Just as we wear skincare to cover our blemishes and makeup to… wait, why do people wear makeup? We wear masks to hide our pain or secrets. Ultimately, we find a commonality in pain, suffering, joy, happiness and art. As divided as we may seem at times. Many of us, maybe even most, are connected on some level. During my recent travels along the east coast. I photographed many of the murals featuring the many faces and moods painted on the walls, parks, boardwalks and buildings. Each time, trying to understand the message/messages that artist was trying to convey. I’d love to read your thoughts.
Whenever leaving home with my wife. she always conducts a thorough search of what travels through the front door. “Keys? Check. Wallet? Check. Cell Phone? Check.” Anything beyond that, though, gets serious scrutiny. With my computer, hard drive and oversized headphones already packed and prepared for our end of the day stop for coffee and several hours of power writing and internet obsessive searching, the mere mention or sight of my camera bag usually brings on a scowl and interrogation as to what the hell do you need that for? (Now, granted, over the years I’ve added extra lenses, flashes and other tricks of the trade to my arsenal. Thus adding noticeable weight and the need for a bigger camera bag.)
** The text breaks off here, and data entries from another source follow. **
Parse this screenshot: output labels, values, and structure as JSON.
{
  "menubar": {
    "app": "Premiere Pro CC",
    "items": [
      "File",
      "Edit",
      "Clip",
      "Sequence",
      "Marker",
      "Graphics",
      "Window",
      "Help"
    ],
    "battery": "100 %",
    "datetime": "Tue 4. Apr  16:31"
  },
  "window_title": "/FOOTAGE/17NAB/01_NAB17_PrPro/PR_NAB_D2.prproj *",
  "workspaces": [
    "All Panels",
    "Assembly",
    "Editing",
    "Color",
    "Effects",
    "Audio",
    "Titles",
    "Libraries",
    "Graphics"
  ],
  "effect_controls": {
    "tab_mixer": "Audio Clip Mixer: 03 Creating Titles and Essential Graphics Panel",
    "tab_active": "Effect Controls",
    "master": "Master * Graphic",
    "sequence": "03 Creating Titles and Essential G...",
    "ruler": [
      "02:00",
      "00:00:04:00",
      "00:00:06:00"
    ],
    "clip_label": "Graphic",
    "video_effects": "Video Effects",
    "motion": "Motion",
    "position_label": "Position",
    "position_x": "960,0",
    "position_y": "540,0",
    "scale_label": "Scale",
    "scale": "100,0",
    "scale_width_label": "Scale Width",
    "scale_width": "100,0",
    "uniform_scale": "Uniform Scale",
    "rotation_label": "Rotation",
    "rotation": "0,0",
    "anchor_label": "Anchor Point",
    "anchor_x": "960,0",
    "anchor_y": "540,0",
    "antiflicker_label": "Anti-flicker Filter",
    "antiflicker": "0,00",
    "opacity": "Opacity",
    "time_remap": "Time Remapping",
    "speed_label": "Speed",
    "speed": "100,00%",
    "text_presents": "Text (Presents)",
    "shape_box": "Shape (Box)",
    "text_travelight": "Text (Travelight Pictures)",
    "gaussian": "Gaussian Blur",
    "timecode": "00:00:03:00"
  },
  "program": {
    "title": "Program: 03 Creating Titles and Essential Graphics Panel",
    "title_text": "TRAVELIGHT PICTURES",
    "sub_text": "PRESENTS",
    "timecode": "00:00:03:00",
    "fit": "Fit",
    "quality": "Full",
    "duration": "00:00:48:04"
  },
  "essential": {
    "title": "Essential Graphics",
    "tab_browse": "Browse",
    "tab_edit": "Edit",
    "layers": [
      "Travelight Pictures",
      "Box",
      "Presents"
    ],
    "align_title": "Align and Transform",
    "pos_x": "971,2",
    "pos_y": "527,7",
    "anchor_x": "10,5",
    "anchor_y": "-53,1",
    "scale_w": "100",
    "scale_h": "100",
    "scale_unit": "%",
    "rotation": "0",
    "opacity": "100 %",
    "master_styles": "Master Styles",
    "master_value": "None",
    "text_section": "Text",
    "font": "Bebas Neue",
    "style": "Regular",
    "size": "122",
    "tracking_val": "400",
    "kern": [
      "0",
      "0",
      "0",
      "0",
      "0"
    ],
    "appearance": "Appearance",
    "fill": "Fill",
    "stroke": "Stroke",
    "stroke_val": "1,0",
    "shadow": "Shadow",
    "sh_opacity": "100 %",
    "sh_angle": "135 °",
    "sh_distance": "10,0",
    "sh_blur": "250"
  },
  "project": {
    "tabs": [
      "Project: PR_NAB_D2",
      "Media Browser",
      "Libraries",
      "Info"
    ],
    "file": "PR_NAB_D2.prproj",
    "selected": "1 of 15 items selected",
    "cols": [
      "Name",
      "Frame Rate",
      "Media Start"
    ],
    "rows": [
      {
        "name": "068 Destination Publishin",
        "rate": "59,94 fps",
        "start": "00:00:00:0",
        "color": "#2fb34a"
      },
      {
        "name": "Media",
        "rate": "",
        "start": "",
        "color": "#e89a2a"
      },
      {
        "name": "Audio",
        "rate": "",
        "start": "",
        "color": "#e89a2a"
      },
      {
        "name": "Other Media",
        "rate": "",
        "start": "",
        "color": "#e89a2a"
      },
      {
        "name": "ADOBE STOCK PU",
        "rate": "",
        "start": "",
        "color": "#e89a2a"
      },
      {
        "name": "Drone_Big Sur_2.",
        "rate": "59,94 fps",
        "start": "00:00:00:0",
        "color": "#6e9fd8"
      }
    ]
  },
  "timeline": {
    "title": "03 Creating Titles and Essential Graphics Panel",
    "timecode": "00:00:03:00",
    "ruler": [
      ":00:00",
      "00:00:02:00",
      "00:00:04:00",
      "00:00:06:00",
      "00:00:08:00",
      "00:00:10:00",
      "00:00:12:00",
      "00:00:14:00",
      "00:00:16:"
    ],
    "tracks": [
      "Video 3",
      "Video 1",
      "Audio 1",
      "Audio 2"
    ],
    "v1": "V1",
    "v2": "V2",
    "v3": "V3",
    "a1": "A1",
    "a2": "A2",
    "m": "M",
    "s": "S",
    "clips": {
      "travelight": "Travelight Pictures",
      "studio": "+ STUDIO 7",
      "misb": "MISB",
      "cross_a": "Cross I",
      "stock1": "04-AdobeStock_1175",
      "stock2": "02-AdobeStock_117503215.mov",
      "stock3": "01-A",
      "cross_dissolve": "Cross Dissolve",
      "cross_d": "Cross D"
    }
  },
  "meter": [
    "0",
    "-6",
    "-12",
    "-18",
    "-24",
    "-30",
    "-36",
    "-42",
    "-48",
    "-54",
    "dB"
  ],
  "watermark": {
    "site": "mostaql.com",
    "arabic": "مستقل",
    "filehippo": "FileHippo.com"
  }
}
However, despite a growing bag of tricks and a hard drive that’s busting at the seems, I still live and see through a photographers eye. After decades of shooting, I still feel the draw of documenting the places I’ve been and the things I’ve seen. Still, that look I get from my wife coupled with the desire to travel light, I’m learning to enjoy things with documenting them. And while I often regret leaving my camera behind, having my cell phone handy allows me a little creative relief. I snapped these shots just off 6th Ave. in Tacoma while returning to our car. It reminded me of my younger days going to hardcore shows throughout New York, New Jersey and Connecticut.
Perhaps due to the wide array of lenses, the weight of my camera or the size of the bag I carry them around with. I have been getting into the habit of leaving it all at home. Leaving me dependent on my iPhone or jotting down the addresses in the hope that one day, I’ll make my triumphant return with my camera loaded, charged and ready to go. Did I fail to mention the look I get from my wife whenever she finds me packing up my gear when we’re preparing to go out? Or her “We’re just going out for breakfast. Why are you bringing your your camera?” The best answer to that question should always be the classic “It’s better to have it and not need it. Than to need it and not have it.” and to quote the great Forrest Gump. “That’s all I have to say about that.”
With my wife feeling under the weather and my hopes to stay somewhat close to home this weekend. I cooked breakfast with what was left in the refrigerator and made sure she stay buried under the covers and slept late. And while we did get out on both days. We made it a point to stay somewhat local while running errands, and making stops for the important things like ice cream and coffee. Most importantly, or maybe most relative to this blog. I made sure to charge my new camera battery and bring my camera with me. The pictures posted here were taken at Judkins Park and in the alleyway adjacent to Blanchard St. between 2nd and 3rd avenue. As time passes, I’ve come to notice that the pictures I take serve as somewhat of a road map to where i’ve been, who I was with and even what I was feeling at the time. Kind of cool, no?
After a quick stop to gas up at Costco. We drove out towards an industrial area near the Spokane Viaduct that overlooked a sort of tent city. Weary of causing any disturbance or attracting the attention of the ones who called the area home. We pulled in to one of the companies parking lots, gathered my gear and headed back around the corner to check out some of the murals and graffiti displayed next to the tracks. It took a while, but I finally came to the realization that I wasn’t going to be disturbed by any of the nearby entities, cops or overzealous security guards that my curiosity seems to attract. After just a few minutes of shooting, I scurried back to the car where my wife was sitting with the engine. I thanked her for allowing me to indulge in my silliness and off we went in search of pancakes and french toast. The end.
Whenever I see any mural, graffiti or for that matter, any form of art that inspires thought. My initial reaction is to reach for my camera in order to capture the moment for future inspection. While one’s first instinct would be to back up far enough to capture my subject in its entirety. I often like to take a minute to absorb the subject in order to fully understand what it is that really grabbed my attention in the first place. In the picture posted here, I zoomed in on the lips and nose, as they reminded me of someone I love and respect. While clearly understanding that I was documenting someone else’s art. I felt that my interpretation of it made it okay to do so.
After attending a rather disappointing open house in the area. I had to navigate a number of side streets in order to get to the nearest interstate. The combination of hunger and resentment towards over priced real estate. My mindset seemed to be wandering through dark territory. That was until we came upon a cool little tattoo shop with a big ass tattoo mural on the backside of the building. The sight brought mindest back to a respectable level. With no hesitation, I stopped the car, grabbed my camera and jumped out of the for a quick capture. Before you know it, we wre back on the road in search of some much needed lunch.